I’m sure it irritates the current generation of school-age kids just as much as it used to bother me. No sooner are we past the Fourth of July then we start to hear those “Back to School” murmurings. I personally have not yet seen any ads, but I’ve heard my first few “save the dates,” and I know everything else is soon to follow.
It makes sense, then, to begin to talk about school-related stuff. Everybody, students and parents alike, is allowed a little anxiety around the coming school year. But let’s not forget there might be a few academically anxious parents (AAPs) of kids who might not even be looking at kindergarten for a few years. These AAPs might be wondering: At what age will I know whether or not my child is going to be a good student? And what should I be doing now to prepare him? While research is out there on these questions, there isn’t always agreement, and the answers aren’t always clear-cut. But let’s talk a little about what the specialists are saying.
We’re all familiar with that toddler who can sing, say, “MacArthur Park,” including the instrumental portion, perfectly and in its entirety. Does that translate to better school performance? One study in Britain looked down to age 22 months and found that good development then predicted success at age 10 years. Another study, this time on our side of the pond, found that reading at an earlier age predicted academic success during the grade school years. But before you start sending away for those grad school applications for your early reader, note a curiosity in the study: early reading was associated with less overall educational achievement.
Clearly, the messages are mixed, and you may not be able to predict how she will do. But there are some things you can do early on to increase her chances of success:
· Read to your child from an early age. Even in infancy, children can get used to the rhythm of speech, the turning of pages (assuming you have the old-fashioned, paper-type books), and associating pictures with words. Make it fun by letting her choose the book.

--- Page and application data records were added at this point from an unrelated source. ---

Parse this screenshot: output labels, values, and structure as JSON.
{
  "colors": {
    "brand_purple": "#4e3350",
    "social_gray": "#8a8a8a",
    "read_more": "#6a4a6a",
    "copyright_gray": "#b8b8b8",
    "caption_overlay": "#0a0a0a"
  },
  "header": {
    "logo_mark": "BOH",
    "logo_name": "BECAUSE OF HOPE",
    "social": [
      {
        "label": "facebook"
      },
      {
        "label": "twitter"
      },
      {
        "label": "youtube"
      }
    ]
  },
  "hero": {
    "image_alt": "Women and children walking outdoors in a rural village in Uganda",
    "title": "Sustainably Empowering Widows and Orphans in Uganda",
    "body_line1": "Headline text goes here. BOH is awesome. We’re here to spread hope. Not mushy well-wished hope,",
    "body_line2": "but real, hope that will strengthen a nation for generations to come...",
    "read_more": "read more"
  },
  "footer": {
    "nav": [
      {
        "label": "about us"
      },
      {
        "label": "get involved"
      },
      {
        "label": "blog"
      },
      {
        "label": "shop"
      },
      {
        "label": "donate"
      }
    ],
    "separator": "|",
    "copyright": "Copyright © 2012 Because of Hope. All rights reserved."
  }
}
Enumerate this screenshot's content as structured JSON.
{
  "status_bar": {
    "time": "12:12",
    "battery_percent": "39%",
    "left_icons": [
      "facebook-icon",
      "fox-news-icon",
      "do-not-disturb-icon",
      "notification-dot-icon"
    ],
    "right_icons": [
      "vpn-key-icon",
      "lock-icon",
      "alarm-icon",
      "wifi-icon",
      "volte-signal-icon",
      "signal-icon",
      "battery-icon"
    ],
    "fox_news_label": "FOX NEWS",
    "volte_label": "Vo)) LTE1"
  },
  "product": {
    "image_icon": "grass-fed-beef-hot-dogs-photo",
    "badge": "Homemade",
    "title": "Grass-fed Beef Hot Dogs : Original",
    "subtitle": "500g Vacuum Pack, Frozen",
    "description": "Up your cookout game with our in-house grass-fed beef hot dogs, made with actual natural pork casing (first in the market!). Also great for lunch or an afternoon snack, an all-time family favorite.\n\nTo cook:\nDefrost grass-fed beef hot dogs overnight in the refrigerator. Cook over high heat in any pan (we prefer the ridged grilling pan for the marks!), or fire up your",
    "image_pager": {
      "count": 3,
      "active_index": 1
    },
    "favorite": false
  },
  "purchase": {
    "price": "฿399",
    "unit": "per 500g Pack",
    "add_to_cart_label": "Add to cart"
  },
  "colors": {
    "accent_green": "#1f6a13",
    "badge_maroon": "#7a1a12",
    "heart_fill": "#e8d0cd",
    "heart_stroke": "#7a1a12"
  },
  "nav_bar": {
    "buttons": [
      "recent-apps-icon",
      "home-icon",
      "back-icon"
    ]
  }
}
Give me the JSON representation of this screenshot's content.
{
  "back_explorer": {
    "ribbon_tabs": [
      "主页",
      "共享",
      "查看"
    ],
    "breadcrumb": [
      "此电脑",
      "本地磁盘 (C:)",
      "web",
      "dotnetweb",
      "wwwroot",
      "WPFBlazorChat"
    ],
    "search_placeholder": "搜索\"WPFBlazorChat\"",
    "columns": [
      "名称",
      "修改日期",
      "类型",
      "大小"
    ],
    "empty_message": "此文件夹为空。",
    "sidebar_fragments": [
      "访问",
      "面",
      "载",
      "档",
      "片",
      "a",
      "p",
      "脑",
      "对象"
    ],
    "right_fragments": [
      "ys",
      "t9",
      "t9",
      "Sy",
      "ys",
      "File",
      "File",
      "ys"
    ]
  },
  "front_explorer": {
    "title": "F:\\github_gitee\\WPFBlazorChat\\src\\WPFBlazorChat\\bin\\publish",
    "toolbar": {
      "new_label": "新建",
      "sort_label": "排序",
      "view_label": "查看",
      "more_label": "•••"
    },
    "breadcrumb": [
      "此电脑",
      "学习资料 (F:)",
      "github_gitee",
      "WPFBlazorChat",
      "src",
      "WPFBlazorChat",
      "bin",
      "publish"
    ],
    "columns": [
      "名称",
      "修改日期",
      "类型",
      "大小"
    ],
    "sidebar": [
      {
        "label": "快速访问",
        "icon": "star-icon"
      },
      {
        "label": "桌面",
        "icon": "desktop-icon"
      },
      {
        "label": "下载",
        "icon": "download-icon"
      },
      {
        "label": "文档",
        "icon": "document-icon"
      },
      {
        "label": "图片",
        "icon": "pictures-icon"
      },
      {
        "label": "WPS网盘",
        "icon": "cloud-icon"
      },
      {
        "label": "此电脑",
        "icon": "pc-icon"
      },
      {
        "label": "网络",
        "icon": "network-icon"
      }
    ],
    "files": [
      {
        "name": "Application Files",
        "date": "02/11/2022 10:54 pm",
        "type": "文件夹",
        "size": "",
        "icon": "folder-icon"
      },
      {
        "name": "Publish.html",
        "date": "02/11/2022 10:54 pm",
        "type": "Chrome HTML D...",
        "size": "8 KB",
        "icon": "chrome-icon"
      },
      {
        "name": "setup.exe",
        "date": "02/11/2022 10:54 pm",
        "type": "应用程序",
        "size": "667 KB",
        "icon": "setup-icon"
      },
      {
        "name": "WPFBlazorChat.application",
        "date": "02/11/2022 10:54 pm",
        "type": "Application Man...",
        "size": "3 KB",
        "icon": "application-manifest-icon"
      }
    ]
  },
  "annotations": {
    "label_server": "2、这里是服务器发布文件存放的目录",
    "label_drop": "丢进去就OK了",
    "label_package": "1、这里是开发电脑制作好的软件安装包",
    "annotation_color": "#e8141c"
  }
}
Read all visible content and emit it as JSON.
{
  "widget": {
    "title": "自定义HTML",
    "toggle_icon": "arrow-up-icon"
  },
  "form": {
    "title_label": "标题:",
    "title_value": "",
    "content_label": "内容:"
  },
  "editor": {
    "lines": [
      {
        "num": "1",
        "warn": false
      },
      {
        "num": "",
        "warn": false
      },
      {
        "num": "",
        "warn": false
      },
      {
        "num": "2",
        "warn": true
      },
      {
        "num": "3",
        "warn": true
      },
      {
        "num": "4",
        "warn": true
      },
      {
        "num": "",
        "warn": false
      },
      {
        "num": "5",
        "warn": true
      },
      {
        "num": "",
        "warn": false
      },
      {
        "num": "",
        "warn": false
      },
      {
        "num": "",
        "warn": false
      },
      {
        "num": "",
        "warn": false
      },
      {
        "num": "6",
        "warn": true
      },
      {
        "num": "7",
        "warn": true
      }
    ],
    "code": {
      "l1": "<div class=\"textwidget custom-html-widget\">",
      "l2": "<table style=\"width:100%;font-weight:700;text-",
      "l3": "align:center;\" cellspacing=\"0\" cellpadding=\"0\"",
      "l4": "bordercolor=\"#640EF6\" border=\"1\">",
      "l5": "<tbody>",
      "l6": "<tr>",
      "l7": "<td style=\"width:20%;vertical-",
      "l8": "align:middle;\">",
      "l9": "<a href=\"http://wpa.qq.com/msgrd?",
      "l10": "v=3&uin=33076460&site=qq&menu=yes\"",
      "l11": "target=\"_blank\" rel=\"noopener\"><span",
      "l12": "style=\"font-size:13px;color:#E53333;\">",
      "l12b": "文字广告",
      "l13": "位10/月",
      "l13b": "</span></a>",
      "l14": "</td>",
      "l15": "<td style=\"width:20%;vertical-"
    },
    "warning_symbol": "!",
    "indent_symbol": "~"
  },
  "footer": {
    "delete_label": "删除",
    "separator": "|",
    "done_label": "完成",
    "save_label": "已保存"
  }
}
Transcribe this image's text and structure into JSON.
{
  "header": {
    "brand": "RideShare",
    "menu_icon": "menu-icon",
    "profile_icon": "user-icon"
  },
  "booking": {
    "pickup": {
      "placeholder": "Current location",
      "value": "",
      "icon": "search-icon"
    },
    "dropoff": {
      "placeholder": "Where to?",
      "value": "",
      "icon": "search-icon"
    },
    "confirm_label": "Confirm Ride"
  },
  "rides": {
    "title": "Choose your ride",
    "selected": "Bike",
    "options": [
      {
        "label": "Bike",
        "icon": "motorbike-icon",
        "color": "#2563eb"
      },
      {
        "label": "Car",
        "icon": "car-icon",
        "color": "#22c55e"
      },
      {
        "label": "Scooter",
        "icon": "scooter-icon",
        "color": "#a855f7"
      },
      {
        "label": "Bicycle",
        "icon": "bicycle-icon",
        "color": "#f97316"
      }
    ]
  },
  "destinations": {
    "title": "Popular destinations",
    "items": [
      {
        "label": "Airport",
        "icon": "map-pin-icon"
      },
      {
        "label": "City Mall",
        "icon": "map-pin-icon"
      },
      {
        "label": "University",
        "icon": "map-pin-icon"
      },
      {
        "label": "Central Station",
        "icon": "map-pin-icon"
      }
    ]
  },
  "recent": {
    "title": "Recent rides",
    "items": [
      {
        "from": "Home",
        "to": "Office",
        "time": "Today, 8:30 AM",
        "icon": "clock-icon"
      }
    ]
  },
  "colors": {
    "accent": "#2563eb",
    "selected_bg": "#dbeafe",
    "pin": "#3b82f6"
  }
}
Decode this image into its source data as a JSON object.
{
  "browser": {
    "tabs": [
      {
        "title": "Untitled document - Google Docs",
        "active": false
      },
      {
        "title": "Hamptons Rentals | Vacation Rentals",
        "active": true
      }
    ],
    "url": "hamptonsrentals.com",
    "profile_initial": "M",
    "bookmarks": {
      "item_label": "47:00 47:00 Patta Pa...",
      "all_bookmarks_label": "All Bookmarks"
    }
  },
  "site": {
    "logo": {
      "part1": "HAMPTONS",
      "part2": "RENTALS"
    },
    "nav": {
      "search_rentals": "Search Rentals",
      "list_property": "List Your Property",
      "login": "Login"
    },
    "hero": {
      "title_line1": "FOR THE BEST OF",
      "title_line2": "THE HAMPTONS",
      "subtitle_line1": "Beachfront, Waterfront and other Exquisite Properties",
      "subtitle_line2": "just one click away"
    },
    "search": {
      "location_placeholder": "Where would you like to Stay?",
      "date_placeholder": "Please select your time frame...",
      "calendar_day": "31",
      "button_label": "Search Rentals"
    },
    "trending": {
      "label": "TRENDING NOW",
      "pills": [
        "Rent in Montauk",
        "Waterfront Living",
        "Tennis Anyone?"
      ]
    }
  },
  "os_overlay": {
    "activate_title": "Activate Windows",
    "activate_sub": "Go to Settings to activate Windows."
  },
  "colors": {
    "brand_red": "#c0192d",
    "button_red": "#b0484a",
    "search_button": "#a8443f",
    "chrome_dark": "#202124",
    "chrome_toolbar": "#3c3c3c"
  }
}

· Make sure you and your child play together! Choose some age-appropriate games that involve physical activity.
· Realize that those periodic doctor visits are not just “for the shots.” Your pediatrician will screen your child for problems with development. If any are found, it’s important to follow through with any referrals.
· Although you don’t need to enroll your child in an Ivy League nursery school, an appropriate preschool will help stimulate learning and development. If it’s not affordable, look to see if your child qualifies for Head Start.
We haven’t really answered the question of who will do well. But a lot of the activities that will prepare kids to take their best shot at school are things that are, well, fun to do for parents and kids alike. Include lots of them in your routines, and the seemingly more relaxed pace of summer is a great time to start. And remember: if that TV is off because the two of you are doing other things, that’s less back-to-school ads!
One good resource for more information: the Early Learning Coalition. Reach them at 786-433-3095.